Not really. There are four terms here, so I'll go over each of them:
An interface is an abstract class (in languages like Java where there is no multiple inheritance, sometimes there are other restrictions, such as a separate data type) that is intended to be used as a common base to access a number of similarly-behaving objects. Conceptually, there is no requirement for abstractness, but usually, an interface will have at least one abstract method. An interface is a method for your program to communicate with a number of similar classes, each with different semantics but the same general purpose.
A contract is the implicit agreement you make between users and implementers of a class or interface. For instance, preconditions and postconditions (invariants are usually a contract within the class' implementation - generally, things like the relation between internal members don't need to be exposed). The specification for a return value or an argument can also be part of the contract. It basically represents how to use the function/class/interface, and isn't generally fully representable in any language (some languages, like Eiffel, allow you to put explicit contracts in, but even these can't always fully flesh out the requirements). When you implement an interface or derive from a class, you are always having to meet the interface requirements, or, when overriding a non-abstract class, to behave similar enough that an external viewer doesn't notice the difference (this is the Liskov Substitution Principle; a derived object should be capable of replacing the base with no difference in behavior from the outside perspective).
A class doesn't need a lot of going over, since you clearly have used them before. A class is the data type, and in some languages is a superset of interfaces (which have no formal definition, as in C++), and in others is independent (such as in Java).
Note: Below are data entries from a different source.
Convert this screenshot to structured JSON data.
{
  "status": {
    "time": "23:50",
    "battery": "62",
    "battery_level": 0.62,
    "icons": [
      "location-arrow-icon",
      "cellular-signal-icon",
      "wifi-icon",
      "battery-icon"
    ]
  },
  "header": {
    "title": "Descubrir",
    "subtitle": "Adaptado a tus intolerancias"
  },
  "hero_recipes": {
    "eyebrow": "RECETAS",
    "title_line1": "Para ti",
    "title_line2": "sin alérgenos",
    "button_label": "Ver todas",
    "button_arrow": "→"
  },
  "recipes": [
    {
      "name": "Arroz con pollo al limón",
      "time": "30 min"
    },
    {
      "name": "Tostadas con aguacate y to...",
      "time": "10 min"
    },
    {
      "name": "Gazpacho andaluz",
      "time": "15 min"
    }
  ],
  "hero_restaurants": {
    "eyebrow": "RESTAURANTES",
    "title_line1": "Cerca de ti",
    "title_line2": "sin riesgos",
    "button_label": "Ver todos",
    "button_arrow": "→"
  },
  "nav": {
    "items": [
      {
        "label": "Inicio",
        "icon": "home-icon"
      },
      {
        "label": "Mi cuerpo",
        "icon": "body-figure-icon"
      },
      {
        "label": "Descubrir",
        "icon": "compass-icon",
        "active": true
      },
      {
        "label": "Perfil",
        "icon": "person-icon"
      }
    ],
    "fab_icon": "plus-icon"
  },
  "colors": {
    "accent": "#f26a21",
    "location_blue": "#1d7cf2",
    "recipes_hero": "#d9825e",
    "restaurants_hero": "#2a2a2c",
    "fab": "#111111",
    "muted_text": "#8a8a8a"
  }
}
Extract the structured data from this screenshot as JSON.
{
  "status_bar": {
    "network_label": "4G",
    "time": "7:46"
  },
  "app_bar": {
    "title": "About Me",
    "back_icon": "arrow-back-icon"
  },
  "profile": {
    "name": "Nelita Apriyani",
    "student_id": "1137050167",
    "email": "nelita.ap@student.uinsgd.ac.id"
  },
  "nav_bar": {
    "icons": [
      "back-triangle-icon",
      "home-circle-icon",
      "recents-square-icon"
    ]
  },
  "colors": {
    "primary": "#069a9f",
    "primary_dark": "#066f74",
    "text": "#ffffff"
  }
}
An object is an instance of a class type (or of any non-class type, usually). The exact definition of an object is very specific to a language, but the general definition is the actual thing referred to by multiple references/pointers to the same thing - for instance, in some languages like Java, == compares whether two variables are the same object, not necessarily whether they are semantically the same. Objects are independent from classes or interfaces - they represent a single instance. Another way of thinking of it is that class or interface is the mold, and the object is the physical object that comes out of the mold (a rather bad analogy, but it's the best I can come up with right now).